What brave, courageous words! And his heart was beating ninety miles an hour for fear!
3. Fortitude (Endurance)
• Endurance is stored courage. Christian—although he was wounded, flung to ground, weak from bleeding, and having lost his sword—did not give up! His courage is seen in his nimbly grabbing his sword and giving Satan a decisive thrust. What words from Romans 8 does he then quote as he wins the battle? _Nay, in all these things we are more than conquerers through Him who loved us_
• Thus, his courage, firmly rooted in his deep faith in the power of God, wins the day. “May God give you the faith and courage to stand,” as Ephesians 6:11 says, “against the _Wiles of the devil__.”
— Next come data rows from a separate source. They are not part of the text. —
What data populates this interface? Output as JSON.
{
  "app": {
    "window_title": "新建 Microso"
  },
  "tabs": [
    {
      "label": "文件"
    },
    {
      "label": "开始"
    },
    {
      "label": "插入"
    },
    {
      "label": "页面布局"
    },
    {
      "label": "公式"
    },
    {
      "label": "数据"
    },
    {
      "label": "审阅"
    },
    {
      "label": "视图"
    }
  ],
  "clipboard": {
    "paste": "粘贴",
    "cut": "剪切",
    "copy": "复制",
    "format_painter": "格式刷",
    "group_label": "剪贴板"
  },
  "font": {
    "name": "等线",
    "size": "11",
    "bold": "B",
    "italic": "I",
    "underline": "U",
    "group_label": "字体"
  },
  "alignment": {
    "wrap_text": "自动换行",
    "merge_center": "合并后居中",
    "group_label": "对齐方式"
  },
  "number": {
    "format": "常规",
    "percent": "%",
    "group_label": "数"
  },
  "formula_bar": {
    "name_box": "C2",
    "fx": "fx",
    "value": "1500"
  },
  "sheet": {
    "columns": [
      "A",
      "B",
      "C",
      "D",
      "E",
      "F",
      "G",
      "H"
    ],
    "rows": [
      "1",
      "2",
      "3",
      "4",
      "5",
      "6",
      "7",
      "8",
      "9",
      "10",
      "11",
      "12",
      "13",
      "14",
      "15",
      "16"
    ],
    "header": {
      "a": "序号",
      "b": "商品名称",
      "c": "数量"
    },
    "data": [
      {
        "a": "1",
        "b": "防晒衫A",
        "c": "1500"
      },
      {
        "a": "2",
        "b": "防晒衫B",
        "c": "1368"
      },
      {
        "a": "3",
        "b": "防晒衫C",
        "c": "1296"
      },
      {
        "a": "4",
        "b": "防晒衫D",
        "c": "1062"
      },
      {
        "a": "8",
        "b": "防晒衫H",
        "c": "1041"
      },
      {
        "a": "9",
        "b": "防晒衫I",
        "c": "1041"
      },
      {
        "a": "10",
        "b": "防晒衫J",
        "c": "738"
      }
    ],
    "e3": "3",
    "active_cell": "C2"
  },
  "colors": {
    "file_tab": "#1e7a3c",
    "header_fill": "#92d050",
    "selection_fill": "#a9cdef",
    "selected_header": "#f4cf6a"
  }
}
• Remember, it was by the sword that Satan fell. As we hide God’s Word in our heart, record it, and then quote it back to Satan when he attacks us, we have victory.
What does Psalm 17:4 say about this? _By the word of thy lips I have kept me from the paths of the destroyer_
notes from the teacher’s lesson (TCA 11)
Memory Verse #1 from Creation lesson #1
Memory Verse # 2 from Creation lesson # 3
Hebrews (11:6) But without faith it is impossible to please Him, for he who comes to God must believe that He is, and that He is a rewarder of those who diligently seek Him.
Memory Verse # 3 from Creation lesson # 5
1 Corinthians 13:12 Now we see but a poor reflection as in a mirror; then we shall see face to face. Now I know in part; then I shall know fully, even as I am fully known.
Memory Verse # 4 from Creation lesson # 6
Genesis 1:1–2 “In the beginning God created the heavens and the earth. The earth was without form, and void; and darkness was on the face of the deep. And the Spirit of God was hovering over the face of the waters.”
Memory Verse # 5 from Creation lesson # 7
1 Corinthians 15:21–22
For since by man came death, by Man also came the resurrection of the dead. For as in Adam all die, even so in Christ all shall be made alive .
Memory Verse # 6 from Creation lesson # 9
Romans 3:4 ....let God be true but every man a liar. As it is written:
“That You may be justified in Your words,
And may overcome when You are judged.”
Memory Verse # 7 from Pilgrim's Progress lesson ch1 Don't worry
Matthew 6:25 Therefore I say to you,do not worry about your life, what you will eat or what you will drink; nor about your body, what you will put on. Is not life more than food and the body more than clothing?...
33 But seek first the kingdom of God and His righteousness, and all these things shall be added to you.
Memory Verse # 8 from Pilgrim's Progress lesson ch3
Proverbs 29:1 Whoever remains stiff-necked after many rebukes will suddenly be destroyed—without remedy
Memory Verse # 9 from Pilgrim's Progress lesson ch5
Memory Verse # 10 from Pilgrim's Progress lesson ch7
Memory Verse # 11 from Pilgrim's Progress lesson ch 9 James 1:12
Blessed is the one who perseveres under trial because, having stood the test, that person will receive the crown of life that the Lord has promised to those who love him.
1. Read C. S. Lewis’s little book The Screwtape Letters. List the various methods that the character Screwtape suggests will help his nephew Wormwood suc-cessfully tempt his Christian victim. Make another list of the practical lessons that you learn from reading this book.
2. Read firstname.lastname@example.org, Don Hawkins’ modernized takeoff on C. S. Lewis’s The Screwtape Letters. List the methods of temptation included in that book. Then list the lessons you can apply to your own life from that book.
3. Using a commentary and a concordance, conduct a study of Ephesians 6:10–18 and share your findings with the class either orally or in writing.
4. Divide a sheet of paper into two columns. In the column on the left, list the ways in which Satan most frequently tempts you. In the column on the right, list ways by which you may resist those temptations. Include Scripture references that you can use in your resistance program.